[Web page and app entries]
+ + + + + + +

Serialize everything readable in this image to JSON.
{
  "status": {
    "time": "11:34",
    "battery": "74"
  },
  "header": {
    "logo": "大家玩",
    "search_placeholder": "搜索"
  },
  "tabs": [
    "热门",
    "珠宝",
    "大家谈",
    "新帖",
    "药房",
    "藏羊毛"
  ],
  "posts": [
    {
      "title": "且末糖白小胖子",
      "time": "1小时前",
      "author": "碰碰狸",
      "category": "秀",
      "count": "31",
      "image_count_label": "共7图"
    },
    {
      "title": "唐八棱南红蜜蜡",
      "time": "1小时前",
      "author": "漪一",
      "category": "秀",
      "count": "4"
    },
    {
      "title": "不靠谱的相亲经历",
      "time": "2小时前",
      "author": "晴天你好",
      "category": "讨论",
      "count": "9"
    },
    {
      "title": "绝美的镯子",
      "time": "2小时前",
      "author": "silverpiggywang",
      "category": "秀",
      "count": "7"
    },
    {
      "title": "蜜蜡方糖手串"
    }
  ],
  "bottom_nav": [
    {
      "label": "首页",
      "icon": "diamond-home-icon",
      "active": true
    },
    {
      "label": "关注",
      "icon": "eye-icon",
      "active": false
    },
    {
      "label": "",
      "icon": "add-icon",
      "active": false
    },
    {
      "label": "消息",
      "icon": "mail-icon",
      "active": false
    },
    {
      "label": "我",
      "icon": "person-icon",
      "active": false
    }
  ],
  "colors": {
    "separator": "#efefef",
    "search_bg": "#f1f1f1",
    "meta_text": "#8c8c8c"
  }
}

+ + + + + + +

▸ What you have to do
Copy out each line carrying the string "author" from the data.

▸ Solution
      "author": "碰碰狸",
      "author": "漪一",
      "author": "晴天你好",
      "author": "silverpiggywang",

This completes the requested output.